If a line in the listing includes the word "kuten", copy it out.

**PROVIDED DATA**
== == ==

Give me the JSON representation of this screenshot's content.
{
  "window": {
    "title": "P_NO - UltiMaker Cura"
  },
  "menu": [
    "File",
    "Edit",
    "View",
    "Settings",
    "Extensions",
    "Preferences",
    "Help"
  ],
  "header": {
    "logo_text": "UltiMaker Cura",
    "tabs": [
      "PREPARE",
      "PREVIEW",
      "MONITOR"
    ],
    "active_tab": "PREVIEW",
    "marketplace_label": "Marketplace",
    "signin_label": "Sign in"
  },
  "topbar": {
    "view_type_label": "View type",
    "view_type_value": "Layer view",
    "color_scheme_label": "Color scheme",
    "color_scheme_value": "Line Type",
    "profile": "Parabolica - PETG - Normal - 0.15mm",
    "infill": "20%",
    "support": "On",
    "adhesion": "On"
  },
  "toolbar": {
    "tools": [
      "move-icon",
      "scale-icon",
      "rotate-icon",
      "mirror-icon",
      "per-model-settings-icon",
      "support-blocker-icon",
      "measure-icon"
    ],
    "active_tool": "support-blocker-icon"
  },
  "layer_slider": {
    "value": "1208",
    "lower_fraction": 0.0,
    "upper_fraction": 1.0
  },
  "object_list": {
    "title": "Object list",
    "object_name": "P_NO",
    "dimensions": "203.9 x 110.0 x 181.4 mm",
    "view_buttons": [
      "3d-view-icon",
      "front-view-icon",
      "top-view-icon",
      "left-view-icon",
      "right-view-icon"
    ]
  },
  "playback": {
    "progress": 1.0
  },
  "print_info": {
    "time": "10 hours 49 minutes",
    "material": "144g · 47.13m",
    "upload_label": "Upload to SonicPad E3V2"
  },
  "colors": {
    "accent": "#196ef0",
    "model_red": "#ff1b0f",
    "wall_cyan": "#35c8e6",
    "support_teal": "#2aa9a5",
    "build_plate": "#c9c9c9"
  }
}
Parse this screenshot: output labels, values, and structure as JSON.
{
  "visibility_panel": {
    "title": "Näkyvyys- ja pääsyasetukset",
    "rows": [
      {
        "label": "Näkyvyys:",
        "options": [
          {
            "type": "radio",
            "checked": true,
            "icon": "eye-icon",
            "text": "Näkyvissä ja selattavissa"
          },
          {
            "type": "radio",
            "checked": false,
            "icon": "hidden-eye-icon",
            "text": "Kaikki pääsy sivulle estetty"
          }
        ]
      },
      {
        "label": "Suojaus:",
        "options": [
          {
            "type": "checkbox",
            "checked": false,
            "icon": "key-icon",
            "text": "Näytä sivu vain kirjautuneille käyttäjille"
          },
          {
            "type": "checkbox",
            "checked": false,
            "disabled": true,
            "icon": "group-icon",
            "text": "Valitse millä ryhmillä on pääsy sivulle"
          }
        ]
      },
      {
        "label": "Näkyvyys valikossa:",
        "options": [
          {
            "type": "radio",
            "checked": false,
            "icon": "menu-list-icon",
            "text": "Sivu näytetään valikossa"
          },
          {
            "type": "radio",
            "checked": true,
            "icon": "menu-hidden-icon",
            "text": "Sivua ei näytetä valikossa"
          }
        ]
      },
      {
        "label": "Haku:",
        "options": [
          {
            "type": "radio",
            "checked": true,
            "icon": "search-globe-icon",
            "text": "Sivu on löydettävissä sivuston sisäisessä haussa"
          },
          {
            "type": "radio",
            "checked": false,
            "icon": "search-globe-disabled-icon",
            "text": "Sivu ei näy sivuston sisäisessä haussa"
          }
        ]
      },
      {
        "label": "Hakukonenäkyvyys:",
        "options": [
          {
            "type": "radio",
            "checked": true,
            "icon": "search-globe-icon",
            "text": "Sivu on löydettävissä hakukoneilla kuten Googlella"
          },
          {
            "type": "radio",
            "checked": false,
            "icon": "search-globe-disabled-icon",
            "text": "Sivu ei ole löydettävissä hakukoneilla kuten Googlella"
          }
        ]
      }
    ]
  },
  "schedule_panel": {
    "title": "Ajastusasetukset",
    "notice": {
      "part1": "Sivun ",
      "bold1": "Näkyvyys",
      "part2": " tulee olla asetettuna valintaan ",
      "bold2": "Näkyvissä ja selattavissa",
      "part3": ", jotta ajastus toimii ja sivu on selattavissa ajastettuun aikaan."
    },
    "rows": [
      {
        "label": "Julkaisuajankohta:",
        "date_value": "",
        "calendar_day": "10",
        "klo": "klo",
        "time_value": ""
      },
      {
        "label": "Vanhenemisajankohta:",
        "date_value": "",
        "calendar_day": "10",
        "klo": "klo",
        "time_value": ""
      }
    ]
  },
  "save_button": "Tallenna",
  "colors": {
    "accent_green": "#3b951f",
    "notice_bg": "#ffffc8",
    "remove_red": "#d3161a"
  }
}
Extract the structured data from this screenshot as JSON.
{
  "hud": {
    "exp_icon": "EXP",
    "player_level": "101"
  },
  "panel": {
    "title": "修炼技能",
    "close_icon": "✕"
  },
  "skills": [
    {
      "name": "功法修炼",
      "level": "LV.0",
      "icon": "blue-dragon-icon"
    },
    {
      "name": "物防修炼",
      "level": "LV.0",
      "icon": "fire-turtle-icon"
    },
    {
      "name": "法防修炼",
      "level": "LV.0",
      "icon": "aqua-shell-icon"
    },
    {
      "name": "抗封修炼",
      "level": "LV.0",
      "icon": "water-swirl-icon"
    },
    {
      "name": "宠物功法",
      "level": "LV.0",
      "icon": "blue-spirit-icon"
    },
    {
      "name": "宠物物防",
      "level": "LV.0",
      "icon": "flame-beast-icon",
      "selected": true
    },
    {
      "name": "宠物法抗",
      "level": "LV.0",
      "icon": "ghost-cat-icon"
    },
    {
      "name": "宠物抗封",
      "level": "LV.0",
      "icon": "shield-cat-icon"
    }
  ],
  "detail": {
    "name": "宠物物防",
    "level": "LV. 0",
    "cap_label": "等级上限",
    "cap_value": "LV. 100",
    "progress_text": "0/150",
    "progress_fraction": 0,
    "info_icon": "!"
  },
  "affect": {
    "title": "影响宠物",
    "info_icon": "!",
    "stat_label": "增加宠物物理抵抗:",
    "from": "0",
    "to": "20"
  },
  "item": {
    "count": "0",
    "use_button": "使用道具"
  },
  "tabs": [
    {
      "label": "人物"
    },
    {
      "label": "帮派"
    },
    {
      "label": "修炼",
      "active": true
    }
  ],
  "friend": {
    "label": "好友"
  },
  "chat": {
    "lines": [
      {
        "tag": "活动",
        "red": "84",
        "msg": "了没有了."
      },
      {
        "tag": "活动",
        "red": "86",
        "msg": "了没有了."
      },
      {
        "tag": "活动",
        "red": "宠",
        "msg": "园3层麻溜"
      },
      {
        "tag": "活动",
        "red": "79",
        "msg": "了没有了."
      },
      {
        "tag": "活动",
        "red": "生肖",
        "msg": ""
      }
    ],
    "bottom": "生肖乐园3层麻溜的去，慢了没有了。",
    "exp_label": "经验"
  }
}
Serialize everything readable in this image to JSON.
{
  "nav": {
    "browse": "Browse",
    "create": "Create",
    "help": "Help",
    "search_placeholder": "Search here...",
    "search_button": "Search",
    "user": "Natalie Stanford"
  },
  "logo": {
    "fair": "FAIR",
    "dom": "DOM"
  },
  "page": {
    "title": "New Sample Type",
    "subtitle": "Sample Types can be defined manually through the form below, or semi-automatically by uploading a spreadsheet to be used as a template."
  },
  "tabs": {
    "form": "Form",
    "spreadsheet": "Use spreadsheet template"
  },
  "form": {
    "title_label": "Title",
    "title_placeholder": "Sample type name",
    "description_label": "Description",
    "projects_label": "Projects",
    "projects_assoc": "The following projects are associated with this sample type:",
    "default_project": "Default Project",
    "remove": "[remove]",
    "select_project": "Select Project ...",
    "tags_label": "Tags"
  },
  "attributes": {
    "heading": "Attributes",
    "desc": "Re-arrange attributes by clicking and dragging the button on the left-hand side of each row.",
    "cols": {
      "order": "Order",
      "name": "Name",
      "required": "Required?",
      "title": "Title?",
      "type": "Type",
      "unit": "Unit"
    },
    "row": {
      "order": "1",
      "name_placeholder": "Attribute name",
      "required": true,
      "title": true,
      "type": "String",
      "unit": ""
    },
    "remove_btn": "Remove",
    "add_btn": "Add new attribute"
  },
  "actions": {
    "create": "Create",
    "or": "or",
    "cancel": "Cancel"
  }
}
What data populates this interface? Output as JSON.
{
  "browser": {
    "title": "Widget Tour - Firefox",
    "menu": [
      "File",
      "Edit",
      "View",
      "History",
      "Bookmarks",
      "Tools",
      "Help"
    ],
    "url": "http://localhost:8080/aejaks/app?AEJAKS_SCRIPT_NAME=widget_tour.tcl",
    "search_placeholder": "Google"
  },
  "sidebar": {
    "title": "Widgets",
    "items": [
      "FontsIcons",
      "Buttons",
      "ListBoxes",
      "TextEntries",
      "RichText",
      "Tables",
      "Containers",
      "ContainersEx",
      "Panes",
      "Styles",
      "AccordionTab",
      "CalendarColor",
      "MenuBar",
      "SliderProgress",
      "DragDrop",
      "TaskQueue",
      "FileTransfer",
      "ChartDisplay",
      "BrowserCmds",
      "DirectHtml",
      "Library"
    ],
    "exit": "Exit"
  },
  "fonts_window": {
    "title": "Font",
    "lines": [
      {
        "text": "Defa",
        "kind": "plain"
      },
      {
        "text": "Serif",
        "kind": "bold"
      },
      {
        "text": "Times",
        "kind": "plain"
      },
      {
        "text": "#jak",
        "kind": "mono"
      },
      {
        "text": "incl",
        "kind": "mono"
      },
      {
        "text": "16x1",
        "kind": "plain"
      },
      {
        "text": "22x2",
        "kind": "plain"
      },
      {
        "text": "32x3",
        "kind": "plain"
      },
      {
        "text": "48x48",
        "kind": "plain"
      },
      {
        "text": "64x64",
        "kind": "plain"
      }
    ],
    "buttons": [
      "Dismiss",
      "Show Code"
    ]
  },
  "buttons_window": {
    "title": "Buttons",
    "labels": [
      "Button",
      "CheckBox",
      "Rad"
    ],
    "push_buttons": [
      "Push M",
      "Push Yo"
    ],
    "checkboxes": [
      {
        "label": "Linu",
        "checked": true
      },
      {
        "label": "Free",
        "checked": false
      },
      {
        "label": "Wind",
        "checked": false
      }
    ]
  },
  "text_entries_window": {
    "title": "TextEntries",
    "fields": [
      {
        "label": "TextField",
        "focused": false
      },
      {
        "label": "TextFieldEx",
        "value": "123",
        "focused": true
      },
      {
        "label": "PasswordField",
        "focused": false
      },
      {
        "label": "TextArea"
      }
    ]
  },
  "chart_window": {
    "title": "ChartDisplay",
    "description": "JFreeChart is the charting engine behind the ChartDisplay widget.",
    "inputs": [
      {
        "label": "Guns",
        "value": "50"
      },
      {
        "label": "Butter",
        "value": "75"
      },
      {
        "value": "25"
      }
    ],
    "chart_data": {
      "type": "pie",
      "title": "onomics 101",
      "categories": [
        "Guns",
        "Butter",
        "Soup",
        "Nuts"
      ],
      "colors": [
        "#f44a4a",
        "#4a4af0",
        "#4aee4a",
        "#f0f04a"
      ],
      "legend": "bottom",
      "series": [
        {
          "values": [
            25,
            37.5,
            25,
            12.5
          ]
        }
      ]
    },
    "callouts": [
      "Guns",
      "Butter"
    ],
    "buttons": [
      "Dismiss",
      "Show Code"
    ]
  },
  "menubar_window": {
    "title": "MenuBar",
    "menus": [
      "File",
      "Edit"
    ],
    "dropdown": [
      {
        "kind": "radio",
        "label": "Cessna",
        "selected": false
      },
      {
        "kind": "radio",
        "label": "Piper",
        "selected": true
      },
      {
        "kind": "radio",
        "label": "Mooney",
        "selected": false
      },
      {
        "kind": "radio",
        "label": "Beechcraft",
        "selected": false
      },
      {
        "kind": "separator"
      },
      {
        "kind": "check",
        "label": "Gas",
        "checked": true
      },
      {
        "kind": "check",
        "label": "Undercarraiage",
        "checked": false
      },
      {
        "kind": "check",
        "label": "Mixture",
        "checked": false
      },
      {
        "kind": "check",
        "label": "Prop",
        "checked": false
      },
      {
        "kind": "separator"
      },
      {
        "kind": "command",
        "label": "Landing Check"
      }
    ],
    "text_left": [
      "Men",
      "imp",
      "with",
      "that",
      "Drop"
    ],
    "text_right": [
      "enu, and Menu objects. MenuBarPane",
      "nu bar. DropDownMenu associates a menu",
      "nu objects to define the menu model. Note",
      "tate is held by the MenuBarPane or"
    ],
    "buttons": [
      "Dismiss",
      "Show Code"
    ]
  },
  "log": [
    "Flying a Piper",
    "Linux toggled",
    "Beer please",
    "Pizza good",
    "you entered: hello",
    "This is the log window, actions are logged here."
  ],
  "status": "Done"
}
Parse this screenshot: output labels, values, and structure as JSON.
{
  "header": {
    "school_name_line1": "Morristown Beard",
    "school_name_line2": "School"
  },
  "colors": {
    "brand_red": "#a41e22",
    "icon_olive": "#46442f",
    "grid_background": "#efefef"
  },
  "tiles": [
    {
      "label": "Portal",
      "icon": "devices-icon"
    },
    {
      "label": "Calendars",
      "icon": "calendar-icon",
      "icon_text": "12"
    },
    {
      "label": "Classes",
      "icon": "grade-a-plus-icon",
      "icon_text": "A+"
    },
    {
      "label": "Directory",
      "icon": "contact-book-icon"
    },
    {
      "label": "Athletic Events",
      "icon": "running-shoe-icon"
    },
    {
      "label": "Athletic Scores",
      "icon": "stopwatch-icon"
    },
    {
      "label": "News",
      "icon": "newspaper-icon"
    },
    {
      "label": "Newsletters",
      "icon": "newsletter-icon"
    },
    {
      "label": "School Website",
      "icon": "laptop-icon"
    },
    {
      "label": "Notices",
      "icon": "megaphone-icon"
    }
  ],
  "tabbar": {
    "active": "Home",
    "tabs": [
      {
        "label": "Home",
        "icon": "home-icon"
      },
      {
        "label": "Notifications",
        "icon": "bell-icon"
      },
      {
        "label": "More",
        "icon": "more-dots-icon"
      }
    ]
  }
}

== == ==

**RESULT**
            "text": "Sivu on löydettävissä hakukoneilla kuten Googlella"
            "text": "Sivu ei ole löydettävissä hakukoneilla kuten Googlella"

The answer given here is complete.